EXERCISE ▸ Below is a block of records; repeat all of them exactly.

GIVEN ENTRIES ▸
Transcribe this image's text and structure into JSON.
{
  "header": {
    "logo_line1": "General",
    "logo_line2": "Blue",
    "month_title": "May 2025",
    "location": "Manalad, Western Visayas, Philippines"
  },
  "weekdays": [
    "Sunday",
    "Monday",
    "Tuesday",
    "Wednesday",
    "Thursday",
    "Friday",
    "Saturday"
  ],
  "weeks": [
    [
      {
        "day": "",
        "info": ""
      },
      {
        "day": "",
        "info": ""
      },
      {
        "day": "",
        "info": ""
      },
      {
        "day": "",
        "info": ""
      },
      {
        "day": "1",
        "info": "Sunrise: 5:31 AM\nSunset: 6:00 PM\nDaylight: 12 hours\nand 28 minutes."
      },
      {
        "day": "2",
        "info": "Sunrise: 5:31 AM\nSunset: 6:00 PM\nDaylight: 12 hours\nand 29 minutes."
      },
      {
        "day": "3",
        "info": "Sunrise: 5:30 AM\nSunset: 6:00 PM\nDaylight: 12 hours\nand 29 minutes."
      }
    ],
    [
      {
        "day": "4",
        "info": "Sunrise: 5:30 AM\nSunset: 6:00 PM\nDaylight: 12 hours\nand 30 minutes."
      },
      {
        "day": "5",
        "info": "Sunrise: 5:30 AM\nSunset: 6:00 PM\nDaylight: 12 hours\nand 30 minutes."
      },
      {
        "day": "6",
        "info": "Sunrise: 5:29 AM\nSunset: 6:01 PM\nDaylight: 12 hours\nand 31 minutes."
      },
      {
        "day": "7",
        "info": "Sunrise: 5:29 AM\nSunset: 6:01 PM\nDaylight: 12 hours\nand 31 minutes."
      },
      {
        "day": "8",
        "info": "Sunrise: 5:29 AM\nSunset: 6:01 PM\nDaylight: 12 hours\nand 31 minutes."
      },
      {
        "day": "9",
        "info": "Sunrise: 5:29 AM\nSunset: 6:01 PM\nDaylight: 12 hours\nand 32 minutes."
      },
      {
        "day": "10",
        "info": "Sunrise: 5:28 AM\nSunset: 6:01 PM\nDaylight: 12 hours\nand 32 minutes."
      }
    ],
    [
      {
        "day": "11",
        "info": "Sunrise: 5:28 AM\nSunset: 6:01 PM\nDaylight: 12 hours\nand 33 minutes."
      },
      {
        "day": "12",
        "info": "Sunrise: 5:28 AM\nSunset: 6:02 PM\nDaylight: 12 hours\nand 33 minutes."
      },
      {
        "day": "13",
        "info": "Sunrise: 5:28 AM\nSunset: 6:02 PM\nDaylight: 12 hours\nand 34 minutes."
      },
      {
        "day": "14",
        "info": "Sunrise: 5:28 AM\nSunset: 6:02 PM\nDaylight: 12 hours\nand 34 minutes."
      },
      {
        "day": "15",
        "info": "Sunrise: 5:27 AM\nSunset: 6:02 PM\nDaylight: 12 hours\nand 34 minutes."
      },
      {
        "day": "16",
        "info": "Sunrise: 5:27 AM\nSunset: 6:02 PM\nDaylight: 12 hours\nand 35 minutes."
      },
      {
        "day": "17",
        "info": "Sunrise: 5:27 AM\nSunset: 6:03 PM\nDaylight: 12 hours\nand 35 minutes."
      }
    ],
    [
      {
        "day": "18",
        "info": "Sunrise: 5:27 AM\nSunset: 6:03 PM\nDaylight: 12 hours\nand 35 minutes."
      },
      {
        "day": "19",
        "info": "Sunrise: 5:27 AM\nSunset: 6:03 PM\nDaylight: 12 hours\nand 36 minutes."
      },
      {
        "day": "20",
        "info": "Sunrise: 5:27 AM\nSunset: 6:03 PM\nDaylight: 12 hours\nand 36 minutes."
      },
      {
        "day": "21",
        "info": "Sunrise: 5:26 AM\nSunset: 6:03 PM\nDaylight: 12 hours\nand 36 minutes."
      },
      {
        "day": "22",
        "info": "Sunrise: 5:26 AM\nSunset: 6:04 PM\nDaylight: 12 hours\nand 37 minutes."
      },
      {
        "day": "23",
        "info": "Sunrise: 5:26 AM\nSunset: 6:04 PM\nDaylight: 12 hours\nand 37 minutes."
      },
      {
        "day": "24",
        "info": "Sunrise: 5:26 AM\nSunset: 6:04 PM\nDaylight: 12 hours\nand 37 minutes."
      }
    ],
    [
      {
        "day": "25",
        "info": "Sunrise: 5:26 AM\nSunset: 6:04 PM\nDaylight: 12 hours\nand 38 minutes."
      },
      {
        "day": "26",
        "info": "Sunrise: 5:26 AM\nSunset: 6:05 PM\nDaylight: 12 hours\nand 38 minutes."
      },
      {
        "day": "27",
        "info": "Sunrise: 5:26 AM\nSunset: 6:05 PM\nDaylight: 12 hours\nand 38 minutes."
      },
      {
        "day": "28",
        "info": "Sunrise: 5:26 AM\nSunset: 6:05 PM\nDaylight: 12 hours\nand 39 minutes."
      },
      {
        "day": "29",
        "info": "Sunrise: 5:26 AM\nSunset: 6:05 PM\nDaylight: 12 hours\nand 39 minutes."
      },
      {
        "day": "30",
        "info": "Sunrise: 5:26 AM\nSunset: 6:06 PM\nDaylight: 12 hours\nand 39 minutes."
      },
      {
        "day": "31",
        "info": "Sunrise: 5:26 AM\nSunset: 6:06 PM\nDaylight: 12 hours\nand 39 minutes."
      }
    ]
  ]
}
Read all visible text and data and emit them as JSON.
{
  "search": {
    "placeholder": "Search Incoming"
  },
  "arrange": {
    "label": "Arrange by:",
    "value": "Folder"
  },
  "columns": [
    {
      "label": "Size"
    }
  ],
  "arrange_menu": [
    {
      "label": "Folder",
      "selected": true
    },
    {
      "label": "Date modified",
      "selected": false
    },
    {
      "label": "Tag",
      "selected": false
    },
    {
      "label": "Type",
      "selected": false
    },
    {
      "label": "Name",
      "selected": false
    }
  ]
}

EXPECTED OUTPUT ▸
Transcribe this image's text and structure into JSON.
{
  "header": {
    "logo_line1": "General",
    "logo_line2": "Blue",
    "month_title": "May 2025",
    "location": "Manalad, Western Visayas, Philippines"
  },
  "weekdays": [
    "Sunday",
    "Monday",
    "Tuesday",
    "Wednesday",
    "Thursday",
    "Friday",
    "Saturday"
  ],
  "weeks": [
    [
      {
        "day": "",
        "info": ""
      },
      {
        "day": "",
        "info": ""
      },
      {
        "day": "",
        "info": ""
      },
      {
        "day": "",
        "info": ""
      },
      {
        "day": "1",
        "info": "Sunrise: 5:31 AM\nSunset: 6:00 PM\nDaylight: 12 hours\nand 28 minutes."
      },
      {
        "day": "2",
        "info": "Sunrise: 5:31 AM\nSunset: 6:00 PM\nDaylight: 12 hours\nand 29 minutes."
      },
      {
        "day": "3",
        "info": "Sunrise: 5:30 AM\nSunset: 6:00 PM\nDaylight: 12 hours\nand 29 minutes."
      }
    ],
    [
      {
        "day": "4",
        "info": "Sunrise: 5:30 AM\nSunset: 6:00 PM\nDaylight: 12 hours\nand 30 minutes."
      },
      {
        "day": "5",
        "info": "Sunrise: 5:30 AM\nSunset: 6:00 PM\nDaylight: 12 hours\nand 30 minutes."
      },
      {
        "day": "6",
        "info": "Sunrise: 5:29 AM\nSunset: 6:01 PM\nDaylight: 12 hours\nand 31 minutes."
      },
      {
        "day": "7",
        "info": "Sunrise: 5:29 AM\nSunset: 6:01 PM\nDaylight: 12 hours\nand 31 minutes."
      },
      {
        "day": "8",
        "info": "Sunrise: 5:29 AM\nSunset: 6:01 PM\nDaylight: 12 hours\nand 31 minutes."
      },
      {
        "day": "9",
        "info": "Sunrise: 5:29 AM\nSunset: 6:01 PM\nDaylight: 12 hours\nand 32 minutes."
      },
      {
        "day": "10",
        "info": "Sunrise: 5:28 AM\nSunset: 6:01 PM\nDaylight: 12 hours\nand 32 minutes."
      }
    ],
    [
      {
        "day": "11",
        "info": "Sunrise: 5:28 AM\nSunset: 6:01 PM\nDaylight: 12 hours\nand 33 minutes."
      },
      {
        "day": "12",
        "info": "Sunrise: 5:28 AM\nSunset: 6:02 PM\nDaylight: 12 hours\nand 33 minutes."
      },
      {
        "day": "13",
        "info": "Sunrise: 5:28 AM\nSunset: 6:02 PM\nDaylight: 12 hours\nand 34 minutes."
      },
      {
        "day": "14",
        "info": "Sunrise: 5:28 AM\nSunset: 6:02 PM\nDaylight: 12 hours\nand 34 minutes."
      },
      {
        "day": "15",
        "info": "Sunrise: 5:27 AM\nSunset: 6:02 PM\nDaylight: 12 hours\nand 34 minutes."
      },
      {
        "day": "16",
        "info": "Sunrise: 5:27 AM\nSunset: 6:02 PM\nDaylight: 12 hours\nand 35 minutes."
      },
      {
        "day": "17",
        "info": "Sunrise: 5:27 AM\nSunset: 6:03 PM\nDaylight: 12 hours\nand 35 minutes."
      }
    ],
    [
      {
        "day": "18",
        "info": "Sunrise: 5:27 AM\nSunset: 6:03 PM\nDaylight: 12 hours\nand 35 minutes."
      },
      {
        "day": "19",
        "info": "Sunrise: 5:27 AM\nSunset: 6:03 PM\nDaylight: 12 hours\nand 36 minutes."
      },
      {
        "day": "20",
        "info": "Sunrise: 5:27 AM\nSunset: 6:03 PM\nDaylight: 12 hours\nand 36 minutes."
      },
      {
        "day": "21",
        "info": "Sunrise: 5:26 AM\nSunset: 6:03 PM\nDaylight: 12 hours\nand 36 minutes."
      },
      {
        "day": "22",
        "info": "Sunrise: 5:26 AM\nSunset: 6:04 PM\nDaylight: 12 hours\nand 37 minutes."
      },
      {
        "day": "23",
        "info": "Sunrise: 5:26 AM\nSunset: 6:04 PM\nDaylight: 12 hours\nand 37 minutes."
      },
      {
        "day": "24",
        "info": "Sunrise: 5:26 AM\nSunset: 6:04 PM\nDaylight: 12 hours\nand 37 minutes."
      }
    ],
    [
      {
        "day": "25",
        "info": "Sunrise: 5:26 AM\nSunset: 6:04 PM\nDaylight: 12 hours\nand 38 minutes."
      },
      {
        "day": "26",
        "info": "Sunrise: 5:26 AM\nSunset: 6:05 PM\nDaylight: 12 hours\nand 38 minutes."
      },
      {
        "day": "27",
        "info": "Sunrise: 5:26 AM\nSunset: 6:05 PM\nDaylight: 12 hours\nand 38 minutes."
      },
      {
        "day": "28",
        "info": "Sunrise: 5:26 AM\nSunset: 6:05 PM\nDaylight: 12 hours\nand 39 minutes."
      },
      {
        "day": "29",
        "info": "Sunrise: 5:26 AM\nSunset: 6:05 PM\nDaylight: 12 hours\nand 39 minutes."
      },
      {
        "day": "30",
        "info": "Sunrise: 5:26 AM\nSunset: 6:06 PM\nDaylight: 12 hours\nand 39 minutes."
      },
      {
        "day": "31",
        "info": "Sunrise: 5:26 AM\nSunset: 6:06 PM\nDaylight: 12 hours\nand 39 minutes."
      }
    ]
  ]
}
Read all visible text and data and emit them as JSON.
{
  "search": {
    "placeholder": "Search Incoming"
  },
  "arrange": {
    "label": "Arrange by:",
    "value": "Folder"
  },
  "columns": [
    {
      "label": "Size"
    }
  ],
  "arrange_menu": [
    {
      "label": "Folder",
      "selected": true
    },
    {
      "label": "Date modified",
      "selected": false
    },
    {
      "label": "Tag",
      "selected": false
    },
    {
      "label": "Type",
      "selected": false
    },
    {
      "label": "Name",
      "selected": false
    }
  ]
}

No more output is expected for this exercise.